The Neural Buddhists
New York Times Op-Ed, David Brooks – 5/13/08

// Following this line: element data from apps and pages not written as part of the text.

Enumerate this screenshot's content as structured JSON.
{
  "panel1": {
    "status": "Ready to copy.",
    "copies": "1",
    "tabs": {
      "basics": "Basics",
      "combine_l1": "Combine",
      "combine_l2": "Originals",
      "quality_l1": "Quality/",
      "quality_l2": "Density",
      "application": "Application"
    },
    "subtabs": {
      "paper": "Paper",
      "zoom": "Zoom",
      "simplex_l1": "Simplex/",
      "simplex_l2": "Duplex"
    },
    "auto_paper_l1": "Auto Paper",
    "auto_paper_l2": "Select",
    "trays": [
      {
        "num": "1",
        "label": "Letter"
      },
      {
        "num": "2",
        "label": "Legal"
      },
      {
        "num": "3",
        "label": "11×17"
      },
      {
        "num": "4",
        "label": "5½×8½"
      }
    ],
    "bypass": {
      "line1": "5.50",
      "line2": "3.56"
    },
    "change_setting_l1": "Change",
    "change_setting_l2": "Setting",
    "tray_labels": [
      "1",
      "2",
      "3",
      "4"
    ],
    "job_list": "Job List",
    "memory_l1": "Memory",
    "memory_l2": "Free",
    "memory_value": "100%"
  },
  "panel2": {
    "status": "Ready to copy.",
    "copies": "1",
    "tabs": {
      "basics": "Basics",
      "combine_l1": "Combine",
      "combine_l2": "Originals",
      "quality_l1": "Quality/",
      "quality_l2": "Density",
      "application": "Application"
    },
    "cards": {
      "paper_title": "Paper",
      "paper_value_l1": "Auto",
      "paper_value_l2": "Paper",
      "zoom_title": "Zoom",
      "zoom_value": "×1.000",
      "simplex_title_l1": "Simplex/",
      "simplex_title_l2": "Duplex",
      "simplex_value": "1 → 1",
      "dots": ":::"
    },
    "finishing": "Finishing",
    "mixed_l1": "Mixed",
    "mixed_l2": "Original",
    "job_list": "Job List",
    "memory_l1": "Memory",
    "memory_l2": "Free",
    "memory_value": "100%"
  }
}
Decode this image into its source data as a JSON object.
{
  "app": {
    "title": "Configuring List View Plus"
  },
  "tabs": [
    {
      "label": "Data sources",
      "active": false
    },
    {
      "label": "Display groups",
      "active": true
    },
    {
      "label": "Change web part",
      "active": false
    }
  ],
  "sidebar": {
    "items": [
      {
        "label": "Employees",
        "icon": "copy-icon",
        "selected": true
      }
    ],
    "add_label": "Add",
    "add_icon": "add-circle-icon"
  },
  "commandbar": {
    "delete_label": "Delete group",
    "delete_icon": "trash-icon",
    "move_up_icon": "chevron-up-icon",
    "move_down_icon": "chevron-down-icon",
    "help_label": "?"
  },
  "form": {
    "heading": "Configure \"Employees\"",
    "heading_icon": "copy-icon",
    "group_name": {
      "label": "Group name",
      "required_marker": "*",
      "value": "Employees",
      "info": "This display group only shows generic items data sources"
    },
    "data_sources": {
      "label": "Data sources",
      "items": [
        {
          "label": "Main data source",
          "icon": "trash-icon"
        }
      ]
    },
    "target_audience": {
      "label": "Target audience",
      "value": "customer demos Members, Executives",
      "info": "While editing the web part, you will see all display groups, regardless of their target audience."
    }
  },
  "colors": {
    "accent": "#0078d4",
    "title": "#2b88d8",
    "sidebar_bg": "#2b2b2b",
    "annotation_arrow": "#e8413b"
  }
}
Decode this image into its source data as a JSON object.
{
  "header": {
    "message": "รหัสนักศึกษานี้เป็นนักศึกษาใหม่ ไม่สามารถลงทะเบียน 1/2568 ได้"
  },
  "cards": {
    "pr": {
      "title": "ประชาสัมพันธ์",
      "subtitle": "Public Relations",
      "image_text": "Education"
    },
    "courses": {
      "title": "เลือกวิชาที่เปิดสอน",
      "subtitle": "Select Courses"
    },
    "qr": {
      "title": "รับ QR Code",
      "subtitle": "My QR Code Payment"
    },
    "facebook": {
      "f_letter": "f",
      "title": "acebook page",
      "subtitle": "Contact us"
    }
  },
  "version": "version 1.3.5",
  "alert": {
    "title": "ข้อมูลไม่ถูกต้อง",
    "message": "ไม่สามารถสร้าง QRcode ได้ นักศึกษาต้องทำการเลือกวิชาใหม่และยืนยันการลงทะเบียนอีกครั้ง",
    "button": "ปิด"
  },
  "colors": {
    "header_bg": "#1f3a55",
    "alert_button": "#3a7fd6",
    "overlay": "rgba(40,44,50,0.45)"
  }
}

In 1996, Tom Wolfe wrote a brilliant essay called “Sorry, but Your Soul Just Died,” in which he captured the militant materialism of some modern scientists. To these self-confident researchers, the idea that the spirit might exist apart from the body is just ridiculous. Instead, everything arises from atoms. Genes shape temperament. Brain chemicals shape behavior. Assemblies of neurons create consciousness. Free will is an illusion. Human beings are “hard-wired” to do this or that. Religion is an accident. In this materialist view, people perceive God’s existence because their brains have evolved to confabulate belief systems. You put a magnetic helmet around their heads and they will begin to think they are having a spiritual epiphany. If they suffer from temporal lobe epilepsy, they will show signs of hyperreligiosity, an overexcitement of the brain tissue that leads sufferers to believe they are conversing with God. Wolfe understood the central assertion contained in this kind of thinking: Everything is material and “the soul is dead.” He anticipated the way the genetic and neuroscience revolutions would affect public debate. They would kick off another fundamental argument over whether God exists. Lo and behold, over the past decade, a new group of assertive atheists has done battle with defenders of faith. The two sides have argued about whether it is reasonable to conceive of a soul that survives the death of the body and about whether understanding the brain explains away or merely adds to our appreciation of the entity that created it. The atheism debate is a textbook example of how a scientific revolution can change public culture. Just as “The Origin of Species reshaped social thinking, just as Einstein’s theory of relativity affected art, so the revolution in neuroscience is having an effect on how people see the world.